A. The best advice I can is this: good luck and stay patient if you’re aiming for a contract, and if you want to self-publish keep polishing it until it shines.
It is odd looking back on everything. I always believed in destiny. Now that I look back, that belief has only been supported. Al calls me a sap when I comment on it. I didn’t know that day just what that girl would mean to me or the events that will be set in motion. She’s changed all our lives, she’s a living version of the Rosetta Stone; and the bridge between two worlds we never thought would be one again. I try to think where I would be without her and have yet to find an answer I like. She changed the world, but first I had to tear hers apart. I will always remember what she said when someone asked her if the world would ever be like it was.
“Change is like a volcanic eruption, enough time passes on and sure it can be similar, but never quite the same afterwards. Mankind isn’t just going to forget that magic is real, and now the two are far too interconnected to ever be apart again and thrive. Humanity needs magic and magic needs humanity. That will never change.”
And of course who will ever forget when she was asked if she could change the way things happened.
“My world has shattered a few times and there were moments when I wasn’t sure if I was going to make it. I wouldn’t change the path I took for the world. I would like to go back and tell my younger self, ‘Hey just hang in there a little longer. It will get better soon.’ But then again wouldn’t we all like to do that?”
The trek through the forest was quick, a couple hundred feet to the waterfall where Marcus placed his hand on the weathered and exposed rock face and whispered, “Movere deflectatis.”
“There’s something you don’t see every day,” I whispered to myself, and it certainly wasn’t; the left side of the water moved making a doorway that lead to a cave enveloped in darkness. Marcus went in first and gestured for me to follow.
“Speak for yourself,” Marcus teased and then called out into the darkness “Kortara? I’m back.”
There was a roar from inside the cave that made me back up a little, “Kortara?” I asked wondering what was waiting in the cave. That I couldn’t see.
“Relax, she’s friendly,” Marcus told me smirking a little as Kortara walked calmly towards us. I looked at Marcus and my eyes widened in fear. She had a long serpentine neck which was most of her roughly four foot height. Golden eyes that seemed to sparkle with amusement, her horns and claws were a pristine white that seemed to glow like pearls and her scales were light blue that reflected light like the ocean at its calmest. A two foot tail attached to a close to the ground body. Kortara was a dragon.

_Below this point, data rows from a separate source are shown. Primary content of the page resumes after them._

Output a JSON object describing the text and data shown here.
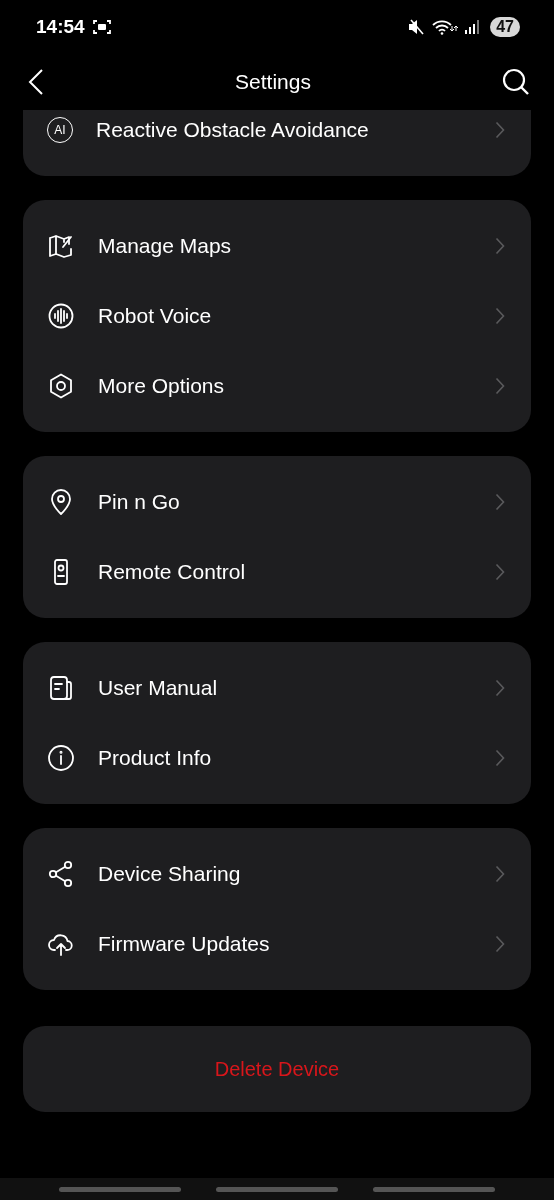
{
  "status_bar": {
    "time": "14:54",
    "battery": "47"
  },
  "header": {
    "title": "Settings"
  },
  "groups": [
    {
      "items": [
        {
          "label": "Reactive Obstacle Avoidance",
          "kind": "ai",
          "icon_text": "AI"
        }
      ]
    },
    {
      "items": [
        {
          "label": "Manage Maps",
          "kind": "map"
        },
        {
          "label": "Robot Voice",
          "kind": "voice"
        },
        {
          "label": "More Options",
          "kind": "options"
        }
      ]
    },
    {
      "items": [
        {
          "label": "Pin n Go",
          "kind": "pin"
        },
        {
          "label": "Remote Control",
          "kind": "remote"
        }
      ]
    },
    {
      "items": [
        {
          "label": "User Manual",
          "kind": "manual"
        },
        {
          "label": "Product Info",
          "kind": "info"
        }
      ]
    },
    {
      "items": [
        {
          "label": "Device Sharing",
          "kind": "share"
        },
        {
          "label": "Firmware Updates",
          "kind": "firmware"
        }
      ]
    }
  ],
  "delete_button": {
    "label": "Delete Device"
  }
}
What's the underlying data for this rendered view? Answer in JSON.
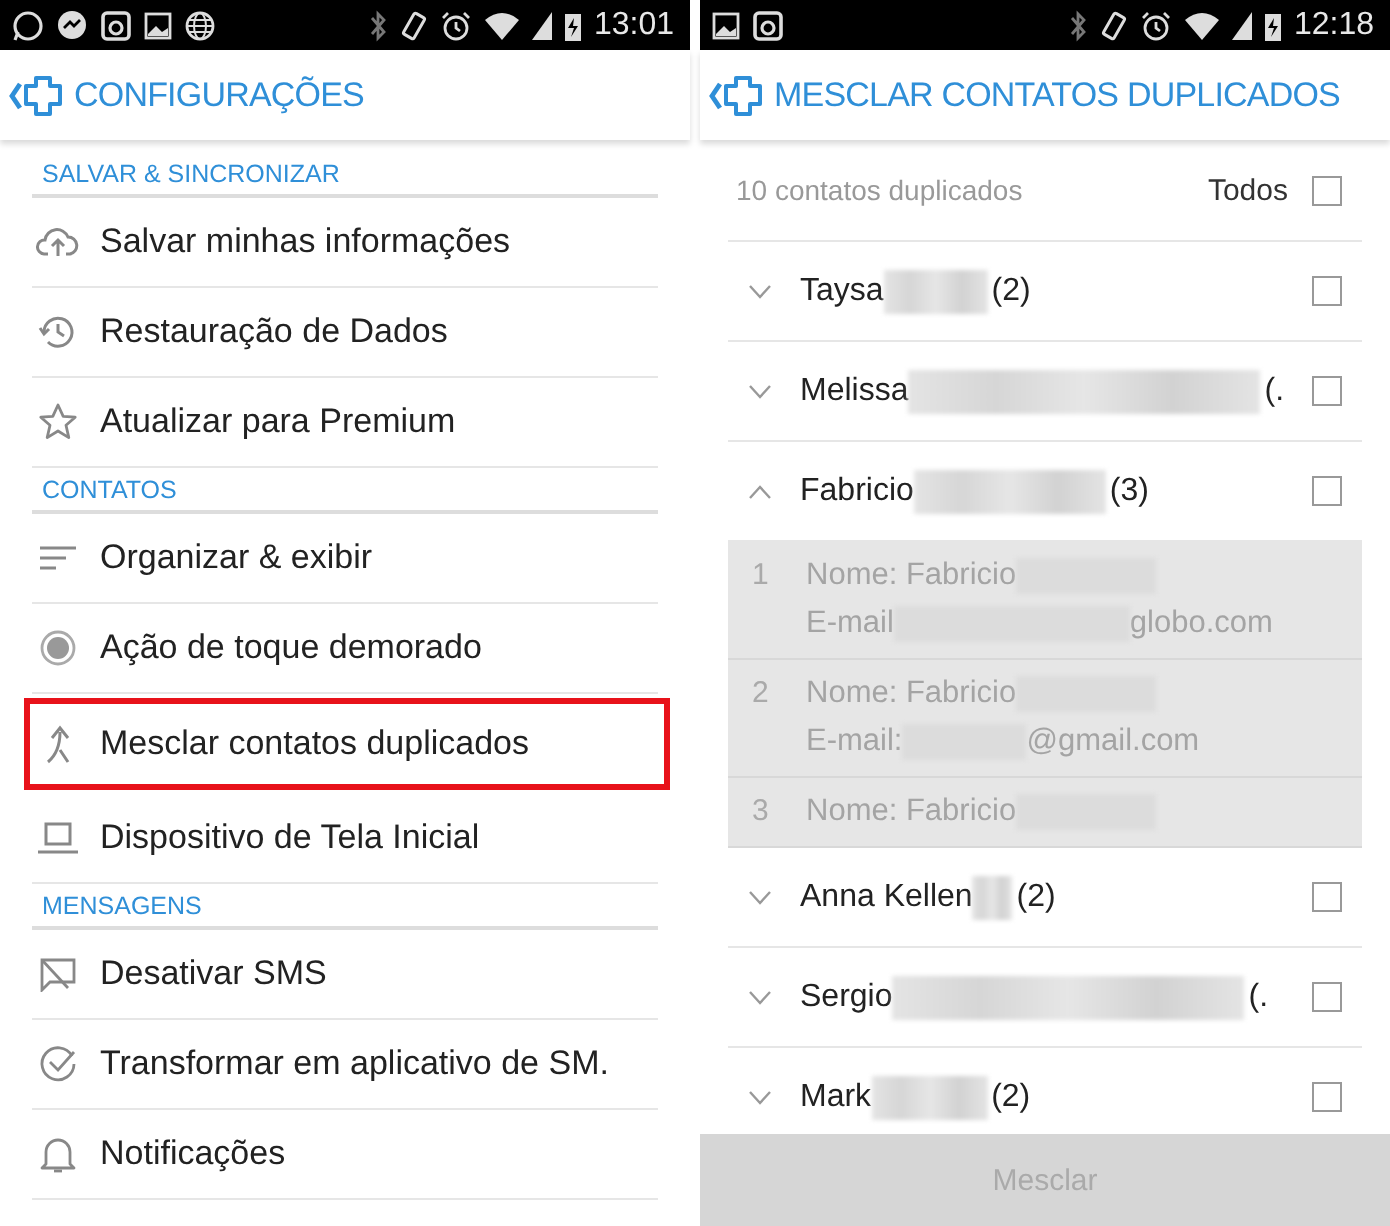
{
  "screens": [
    {
      "status_time": "13:01",
      "title": "CONFIGURAÇÕES",
      "sections": [
        {
          "header": "SALVAR & SINCRONIZAR",
          "items": [
            {
              "label": "Salvar minhas informações",
              "highlighted": false
            },
            {
              "label": "Restauração de Dados",
              "highlighted": false
            },
            {
              "label": "Atualizar para Premium",
              "highlighted": false
            }
          ]
        },
        {
          "header": "CONTATOS",
          "items": [
            {
              "label": "Organizar & exibir",
              "highlighted": false
            },
            {
              "label": "Ação de toque demorado",
              "highlighted": false
            },
            {
              "label": "Mesclar contatos duplicados",
              "highlighted": true
            },
            {
              "label": "Dispositivo de Tela Inicial",
              "highlighted": false
            }
          ]
        },
        {
          "header": "MENSAGENS",
          "items": [
            {
              "label": "Desativar SMS",
              "highlighted": false
            },
            {
              "label": "Transformar em aplicativo de SM.",
              "highlighted": false
            },
            {
              "label": "Notificações",
              "highlighted": false
            }
          ]
        }
      ]
    },
    {
      "status_time": "12:18",
      "title": "MESCLAR CONTATOS DUPLICADOS",
      "summary": "10 contatos duplicados",
      "select_all": {
        "label": "Todos",
        "checked": false
      },
      "contacts": [
        {
          "name": "Taysa",
          "count": "(2)",
          "expanded": false,
          "checked": false
        },
        {
          "name": "Melissa",
          "count": "(.",
          "expanded": false,
          "checked": false
        },
        {
          "name": "Fabricio",
          "count": "(3)",
          "expanded": true,
          "checked": false,
          "entries": [
            {
              "number": "1",
              "lines": [
                {
                  "before": "Nome: Fabricio"
                },
                {
                  "before": "E-mail",
                  "after": "globo.com"
                }
              ]
            },
            {
              "number": "2",
              "lines": [
                {
                  "before": "Nome: Fabricio"
                },
                {
                  "before": "E-mail:",
                  "after": "@gmail.com"
                }
              ]
            },
            {
              "number": "3",
              "lines": [
                {
                  "before": "Nome: Fabricio"
                }
              ]
            }
          ]
        },
        {
          "name": "Anna Kellen",
          "count": "(2)",
          "expanded": false,
          "checked": false
        },
        {
          "name": "Sergio",
          "count": "(.",
          "expanded": false,
          "checked": false
        },
        {
          "name": "Mark",
          "count": "(2)",
          "expanded": false,
          "checked": false
        }
      ],
      "merge_button": {
        "label": "Mesclar",
        "disabled": true
      }
    }
  ]
}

“Hi there,” I greeted. I stepped back a little in fear.
Kortara let out a sound that can only be described as a chuckle, Marcus pinched the bridge of his nose, “there’s no need to laugh at her.” Kortara let out a cross between a growl and a bark, “What?” Marcus asked confused, Kortara looked back and forth between us and did what looked like the equivalent of raising an eyebrow, “No, you are wrong there is nothing there.” Kortara snorted.
I watched what to me appeared to be a one-sided exchange with both confusion and fascination, “Okay what am I missing?”

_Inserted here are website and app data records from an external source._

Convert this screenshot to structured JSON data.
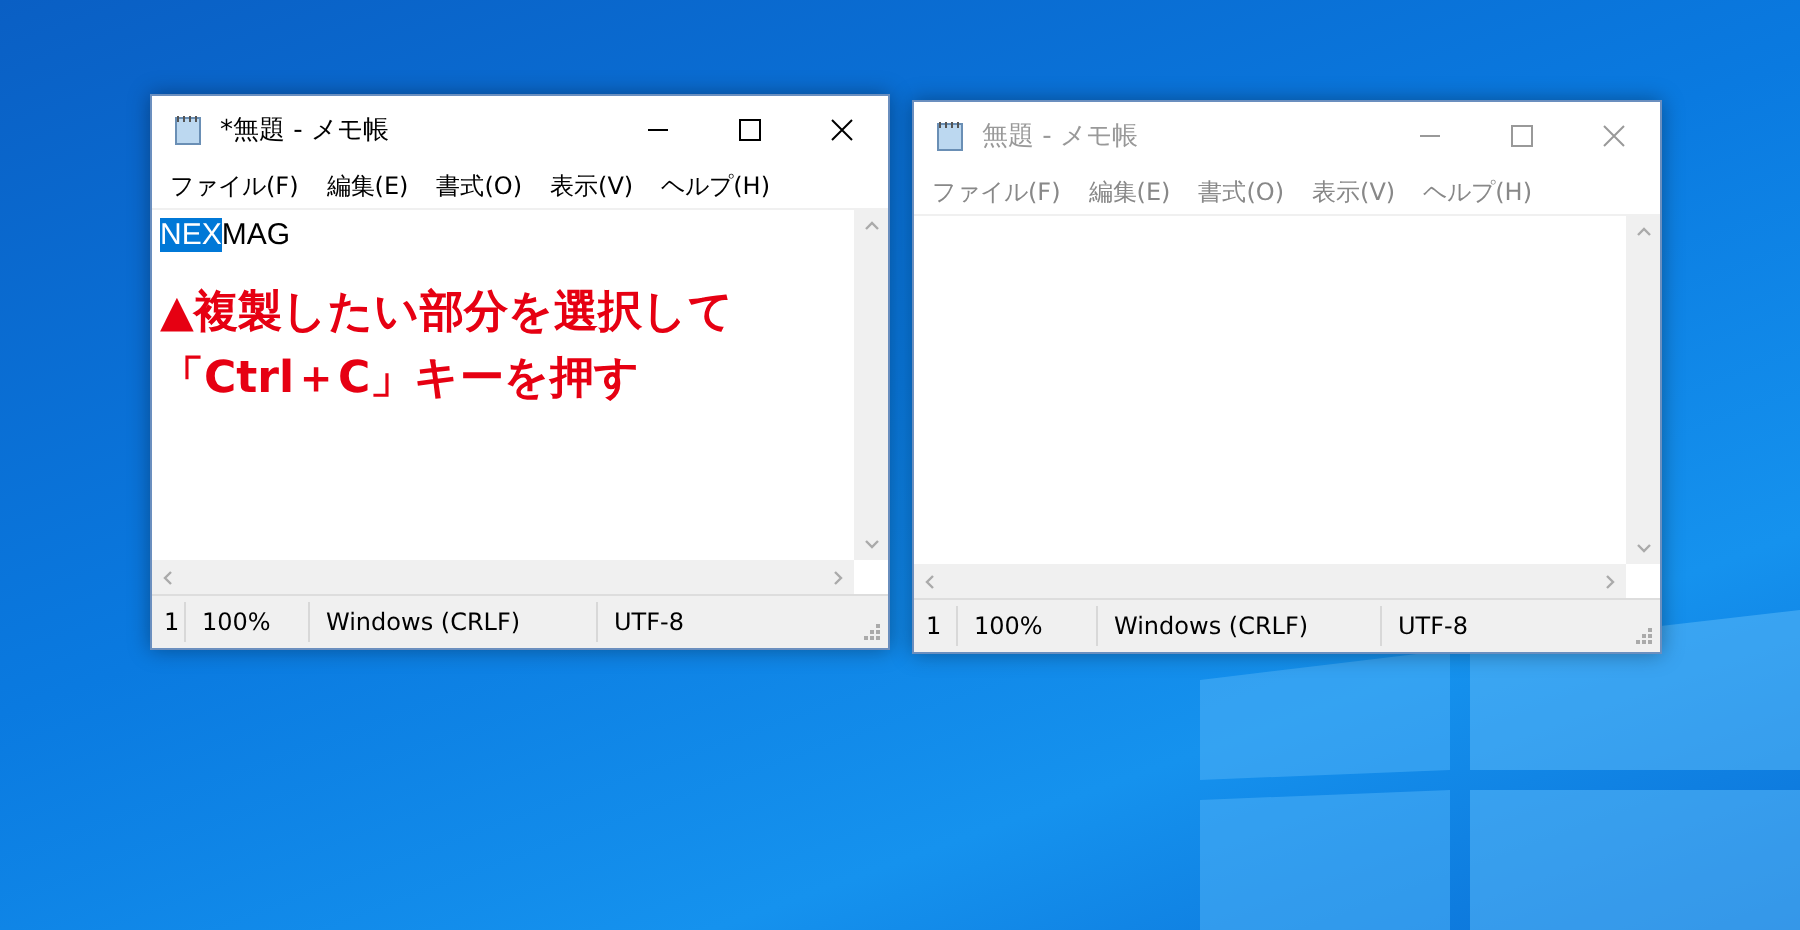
{
  "windows": [
    {
      "title": "*無題 - メモ帳",
      "active": true,
      "menu": [
        "ファイル(F)",
        "編集(E)",
        "書式(O)",
        "表示(V)",
        "ヘルプ(H)"
      ],
      "content": [
        {
          "text": "NEX",
          "selected": true
        },
        {
          "text": "MAG",
          "selected": false
        }
      ],
      "status": [
        "1",
        "100%",
        "Windows (CRLF)",
        "UTF-8"
      ]
    },
    {
      "title": "無題 - メモ帳",
      "active": false,
      "menu": [
        "ファイル(F)",
        "編集(E)",
        "書式(O)",
        "表示(V)",
        "ヘルプ(H)"
      ],
      "status": [
        "1",
        "100%",
        "Windows (CRLF)",
        "UTF-8"
      ]
    }
  ],
  "annotation": {
    "lines": [
      "▲複製したい部分を選択して",
      "「Ctrl＋C」キーを押す"
    ]
  }
}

“Familiars can talk to you. While each little movement can be hard to decipher you get used to it. Fortunately only a magic can hear the voice of their familiar,” he gave Kortara a look and she walked back into the cave.
“So what did I miss just now?”
“Nothing you need to worry about,” he said just a little too quickly, and walked farther into the cave with a brisk pace.
I raised an eyebrow and shook my head, “If it’s nothing then why are you acting embarrassed and defensive?” I called as I ran after him. I stopped when he did. He touched his hand to a barely visible symbol on the wall. He whispered something and blue light emerged from everywhere in the cave. The walls, back, ceiling and floor were covered in swirls of pale blue light. In the very back of the cave carved out of and into the rock was a make-shift two story house.“What is this place?”
“Back during the time of the witch hunts this was a safe haven for witches on the run. It was abandoned until Adrianna and I discovered it during a storm,” Marcus told me. He began to pet Kortara’s neck as he spoke.